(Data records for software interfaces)
================================

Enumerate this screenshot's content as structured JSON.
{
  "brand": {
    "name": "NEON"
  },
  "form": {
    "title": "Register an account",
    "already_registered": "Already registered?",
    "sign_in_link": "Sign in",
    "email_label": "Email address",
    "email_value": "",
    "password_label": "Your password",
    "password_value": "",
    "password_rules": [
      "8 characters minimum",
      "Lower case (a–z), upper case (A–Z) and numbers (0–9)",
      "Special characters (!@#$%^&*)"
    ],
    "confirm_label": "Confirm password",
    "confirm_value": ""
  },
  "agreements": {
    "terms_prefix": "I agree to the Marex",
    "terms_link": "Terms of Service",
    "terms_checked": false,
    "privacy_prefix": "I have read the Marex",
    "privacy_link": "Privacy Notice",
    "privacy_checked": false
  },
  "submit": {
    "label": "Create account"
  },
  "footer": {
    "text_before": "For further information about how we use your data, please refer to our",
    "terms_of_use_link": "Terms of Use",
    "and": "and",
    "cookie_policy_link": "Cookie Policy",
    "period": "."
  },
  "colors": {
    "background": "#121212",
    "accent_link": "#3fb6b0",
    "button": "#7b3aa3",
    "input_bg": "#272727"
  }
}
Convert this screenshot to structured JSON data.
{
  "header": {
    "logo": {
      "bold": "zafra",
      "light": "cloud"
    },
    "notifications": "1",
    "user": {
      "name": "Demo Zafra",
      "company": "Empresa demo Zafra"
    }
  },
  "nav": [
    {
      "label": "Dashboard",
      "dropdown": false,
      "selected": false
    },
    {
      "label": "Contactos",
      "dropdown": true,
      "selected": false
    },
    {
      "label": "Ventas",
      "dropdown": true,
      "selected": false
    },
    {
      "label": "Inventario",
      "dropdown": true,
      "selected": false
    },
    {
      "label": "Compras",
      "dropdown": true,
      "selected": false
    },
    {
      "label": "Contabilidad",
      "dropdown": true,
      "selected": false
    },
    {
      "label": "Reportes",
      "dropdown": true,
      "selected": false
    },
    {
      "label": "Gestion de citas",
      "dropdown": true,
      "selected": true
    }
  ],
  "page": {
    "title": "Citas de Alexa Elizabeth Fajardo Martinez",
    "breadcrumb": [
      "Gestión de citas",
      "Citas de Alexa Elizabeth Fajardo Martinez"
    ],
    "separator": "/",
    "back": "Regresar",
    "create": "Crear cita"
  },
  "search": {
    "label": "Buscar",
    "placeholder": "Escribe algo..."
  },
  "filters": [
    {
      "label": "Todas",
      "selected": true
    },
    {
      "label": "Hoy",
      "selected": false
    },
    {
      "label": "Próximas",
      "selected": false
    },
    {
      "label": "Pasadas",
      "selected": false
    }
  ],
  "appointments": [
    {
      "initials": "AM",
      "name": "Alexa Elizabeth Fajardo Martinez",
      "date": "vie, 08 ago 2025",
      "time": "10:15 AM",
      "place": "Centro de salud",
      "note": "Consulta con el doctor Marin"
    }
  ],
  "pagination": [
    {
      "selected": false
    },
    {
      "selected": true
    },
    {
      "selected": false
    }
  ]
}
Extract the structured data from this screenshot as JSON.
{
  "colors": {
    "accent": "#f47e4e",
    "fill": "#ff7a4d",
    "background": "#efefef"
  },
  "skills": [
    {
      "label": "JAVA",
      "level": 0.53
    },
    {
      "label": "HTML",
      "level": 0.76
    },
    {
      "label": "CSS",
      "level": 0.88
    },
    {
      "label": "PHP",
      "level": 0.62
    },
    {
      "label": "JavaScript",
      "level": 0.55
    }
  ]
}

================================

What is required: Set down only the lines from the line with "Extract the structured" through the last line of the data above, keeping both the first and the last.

Solution to the exercise:
Extract the structured data from this screenshot as JSON.
{
  "colors": {
    "accent": "#f47e4e",
    "fill": "#ff7a4d",
    "background": "#efefef"
  },
  "skills": [
    {
      "label": "JAVA",
      "level": 0.53
    },
    {
      "label": "HTML",
      "level": 0.76
    },
    {
      "label": "CSS",
      "level": 0.88
    },
    {
      "label": "PHP",
      "level": 0.62
    },
    {
      "label": "JavaScript",
      "level": 0.55
    }
  ]
}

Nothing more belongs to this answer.